Friday, July 11, 2008


One thing I thought cancer might do for me was take away my fear of needles. I always hated them, in any setting. Never worry that I might become a junkie, I always said: the first time I poised that syringe over my delicate inner elbow, I would definitely be scared straight.

I became pretty stoic during the 4 months of chemo (I did not have a port or a pic line--it was a new needle in my left hand, every time; we managed to keep the same vein going for a long time before it threw in the towel and said "find someone else!"), even though I never reached truly blasé. I always asked the lab techs to "stick me" while I wasn't looking; I whimpered a little--no, a lot--when, toward the end of chemo, Lilia had to poke around for a while to find a cooperative vein. But still. I didn't have knots in my stomach beforehand, I wasn't truly freaked out, and it all seemed pretty under control. I figured it was a new era for me, needle-wise.

But it didn't last.

This has been quite the needle week for me. I had to have some fillings repaired by the dentist, and that required numbing my right jaw. I had them give me nitrous oxide while he administered the shots. Of course, I probably could have handled it, but I was a whole lot happier floating several feet away from my body while that needle was probing around my jaw hinge.

And today, I had an MRI. Now, some of you may be thinking that organizing this post around needles is a pretty back-handed way to tell you I had an MRI, so let me be informative. In late spring, I was trying on some clothes when I realized that I had increased a bra cup size on the left (that's the non-cancer side), even though I hadn't really gained any weight. And then I started noticing some aching that didn't seem to correspond with a hormonal cycle. So I called Christy, who said "It's almost certainly nothing," but endorsed the idea of my visiting one of the surgeons out of an abundance of caution.

I saw a new surgeon (Mel has moved on from USC--though I have to admit, I might track him down if I ever need a scalpel wielded again). He did a thorough exam, said it was probably nothing, but felt some lumpiness in the same area where my gynecologist found some lumpiness in December '06. At that time, I had an MRI and ultrasound, and though for a while the medical team thought there might be something to biopsy (again, out of the "abundance of caution"), by the time they went in with a hollow needle, there was no spot looking suspicious anymore.

Well, since it was lumpy again in that area--and I should mention, I am apparently just an extra-lumpy kind of gal--he ordered a new ultrasound.

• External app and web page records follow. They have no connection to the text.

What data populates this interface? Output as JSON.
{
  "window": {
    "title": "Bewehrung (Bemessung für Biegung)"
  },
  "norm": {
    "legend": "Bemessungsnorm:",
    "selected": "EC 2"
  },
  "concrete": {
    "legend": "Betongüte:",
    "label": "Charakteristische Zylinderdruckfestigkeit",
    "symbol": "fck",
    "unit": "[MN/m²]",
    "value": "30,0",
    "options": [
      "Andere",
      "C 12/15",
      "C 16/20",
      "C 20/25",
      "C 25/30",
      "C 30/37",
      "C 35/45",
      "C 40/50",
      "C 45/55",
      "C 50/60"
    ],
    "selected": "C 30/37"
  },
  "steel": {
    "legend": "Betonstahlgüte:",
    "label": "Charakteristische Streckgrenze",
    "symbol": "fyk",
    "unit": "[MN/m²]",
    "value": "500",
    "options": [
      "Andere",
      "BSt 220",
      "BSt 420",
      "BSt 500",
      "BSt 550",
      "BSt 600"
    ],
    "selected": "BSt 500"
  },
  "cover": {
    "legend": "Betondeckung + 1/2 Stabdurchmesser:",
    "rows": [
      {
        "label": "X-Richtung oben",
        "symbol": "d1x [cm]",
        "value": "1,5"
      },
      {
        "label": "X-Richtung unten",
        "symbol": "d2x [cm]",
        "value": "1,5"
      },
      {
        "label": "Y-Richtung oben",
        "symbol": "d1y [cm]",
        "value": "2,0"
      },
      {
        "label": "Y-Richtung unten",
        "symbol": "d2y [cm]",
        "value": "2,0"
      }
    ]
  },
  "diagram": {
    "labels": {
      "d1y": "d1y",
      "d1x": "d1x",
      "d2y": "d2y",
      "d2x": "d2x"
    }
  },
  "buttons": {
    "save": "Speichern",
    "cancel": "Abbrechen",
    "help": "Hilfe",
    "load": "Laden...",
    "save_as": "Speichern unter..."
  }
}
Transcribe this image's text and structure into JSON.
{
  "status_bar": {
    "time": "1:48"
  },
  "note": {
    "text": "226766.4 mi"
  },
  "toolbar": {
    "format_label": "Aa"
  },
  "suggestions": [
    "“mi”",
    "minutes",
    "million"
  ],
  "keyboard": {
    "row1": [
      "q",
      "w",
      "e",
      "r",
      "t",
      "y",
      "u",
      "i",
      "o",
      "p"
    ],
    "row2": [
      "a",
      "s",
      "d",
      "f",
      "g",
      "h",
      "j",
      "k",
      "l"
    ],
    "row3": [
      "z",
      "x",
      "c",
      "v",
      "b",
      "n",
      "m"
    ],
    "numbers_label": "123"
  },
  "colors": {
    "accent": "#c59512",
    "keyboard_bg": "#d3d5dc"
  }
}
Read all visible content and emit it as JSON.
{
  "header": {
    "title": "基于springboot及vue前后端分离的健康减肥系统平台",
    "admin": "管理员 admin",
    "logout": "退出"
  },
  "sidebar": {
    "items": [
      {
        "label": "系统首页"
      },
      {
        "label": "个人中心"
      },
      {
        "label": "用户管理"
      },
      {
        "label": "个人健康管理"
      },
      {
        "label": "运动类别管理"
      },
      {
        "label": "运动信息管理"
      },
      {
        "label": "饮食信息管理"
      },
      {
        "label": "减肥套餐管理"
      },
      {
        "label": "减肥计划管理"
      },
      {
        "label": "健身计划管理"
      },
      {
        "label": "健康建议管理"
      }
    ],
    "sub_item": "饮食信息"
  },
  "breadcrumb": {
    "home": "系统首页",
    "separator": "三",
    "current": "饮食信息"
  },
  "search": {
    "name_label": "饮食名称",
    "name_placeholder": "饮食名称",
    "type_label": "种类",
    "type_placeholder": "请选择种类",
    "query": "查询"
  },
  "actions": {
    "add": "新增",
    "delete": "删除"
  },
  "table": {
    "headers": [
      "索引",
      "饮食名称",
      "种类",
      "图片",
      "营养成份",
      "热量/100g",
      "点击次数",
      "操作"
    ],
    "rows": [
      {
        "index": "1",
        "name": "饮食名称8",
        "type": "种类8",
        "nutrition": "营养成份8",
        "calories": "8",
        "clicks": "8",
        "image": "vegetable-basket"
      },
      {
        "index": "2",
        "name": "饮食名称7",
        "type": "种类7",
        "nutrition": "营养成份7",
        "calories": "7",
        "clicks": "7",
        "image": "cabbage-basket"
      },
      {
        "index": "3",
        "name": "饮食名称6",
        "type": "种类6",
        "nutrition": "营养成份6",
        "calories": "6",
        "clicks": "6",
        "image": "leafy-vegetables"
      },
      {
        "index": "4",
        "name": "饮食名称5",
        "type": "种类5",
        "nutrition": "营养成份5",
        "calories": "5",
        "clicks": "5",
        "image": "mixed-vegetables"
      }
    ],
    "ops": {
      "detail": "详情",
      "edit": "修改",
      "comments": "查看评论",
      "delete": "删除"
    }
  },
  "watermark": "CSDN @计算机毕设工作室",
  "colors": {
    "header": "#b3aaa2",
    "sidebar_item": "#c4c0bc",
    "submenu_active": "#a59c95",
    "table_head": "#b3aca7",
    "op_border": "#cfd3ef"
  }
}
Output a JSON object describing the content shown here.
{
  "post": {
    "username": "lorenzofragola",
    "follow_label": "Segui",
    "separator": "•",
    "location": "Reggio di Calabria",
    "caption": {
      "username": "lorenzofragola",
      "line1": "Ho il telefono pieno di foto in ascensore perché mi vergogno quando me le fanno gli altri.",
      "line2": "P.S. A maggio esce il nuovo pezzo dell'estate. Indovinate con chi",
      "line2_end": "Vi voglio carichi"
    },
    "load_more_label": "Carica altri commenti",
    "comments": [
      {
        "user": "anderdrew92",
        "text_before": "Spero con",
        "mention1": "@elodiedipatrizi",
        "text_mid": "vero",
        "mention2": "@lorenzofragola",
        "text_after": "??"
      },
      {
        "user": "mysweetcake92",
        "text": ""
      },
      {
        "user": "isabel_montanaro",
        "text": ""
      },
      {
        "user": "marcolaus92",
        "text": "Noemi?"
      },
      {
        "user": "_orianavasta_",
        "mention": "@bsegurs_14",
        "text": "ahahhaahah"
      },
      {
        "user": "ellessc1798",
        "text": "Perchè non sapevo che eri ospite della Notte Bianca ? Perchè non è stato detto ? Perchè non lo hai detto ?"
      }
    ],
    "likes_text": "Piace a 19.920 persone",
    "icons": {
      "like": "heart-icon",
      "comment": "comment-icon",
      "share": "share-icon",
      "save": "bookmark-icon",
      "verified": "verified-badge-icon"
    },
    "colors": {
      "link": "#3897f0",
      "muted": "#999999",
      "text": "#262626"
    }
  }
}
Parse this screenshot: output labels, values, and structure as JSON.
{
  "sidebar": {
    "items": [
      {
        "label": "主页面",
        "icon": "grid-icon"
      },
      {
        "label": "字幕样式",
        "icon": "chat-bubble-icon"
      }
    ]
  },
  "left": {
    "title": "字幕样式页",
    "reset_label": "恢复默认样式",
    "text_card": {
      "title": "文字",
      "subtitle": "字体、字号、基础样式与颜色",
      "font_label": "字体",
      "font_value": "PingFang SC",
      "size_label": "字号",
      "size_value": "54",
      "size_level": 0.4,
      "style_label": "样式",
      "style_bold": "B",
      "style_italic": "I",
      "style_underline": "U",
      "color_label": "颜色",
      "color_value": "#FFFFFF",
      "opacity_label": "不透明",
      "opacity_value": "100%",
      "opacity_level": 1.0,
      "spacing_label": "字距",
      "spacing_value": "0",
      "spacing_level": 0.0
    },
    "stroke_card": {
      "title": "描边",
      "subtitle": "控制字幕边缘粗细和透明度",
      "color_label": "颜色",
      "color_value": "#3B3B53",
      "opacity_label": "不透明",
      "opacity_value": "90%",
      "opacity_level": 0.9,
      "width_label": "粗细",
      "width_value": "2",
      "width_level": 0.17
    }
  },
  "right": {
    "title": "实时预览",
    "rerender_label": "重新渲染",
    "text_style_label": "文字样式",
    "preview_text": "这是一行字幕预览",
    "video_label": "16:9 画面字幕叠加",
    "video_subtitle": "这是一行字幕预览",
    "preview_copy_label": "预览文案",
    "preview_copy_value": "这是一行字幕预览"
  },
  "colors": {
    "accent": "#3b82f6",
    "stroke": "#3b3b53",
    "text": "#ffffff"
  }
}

Which was completely, 100% clear and normal. But (always with these abundances of caution) he also ordered an MRI. Which I had today. Which I'll find out about sometime soon. Which I'll let you know about.

And which necessitated another needle--this one in my arm, for an IV push of "contrast dye," which helps illuminate all the booby tissue for better diagnosis. Anyway, this time I was anxious about the needle just like in the old days before chemo. It was like that whole toughening-up experience never happened. Funny. I have been really happy for the "reset" on so many things (getting my hair back, getting my health back, getting my life back). Too bad I also have to get back some things I didn't really miss.


winecat said...

You are a much braver woman than I. As soon as I found out I had to have chemo I got a port installed. Can you say chicken?

Turned out to be extra handy when I had a ruptured bowel and need emergency surgery, liquid "food", antibiotics and pain meds via iv.

Anonymous said...

Funny, I've never thought of you as an ELKOG. I'll have to reconsider.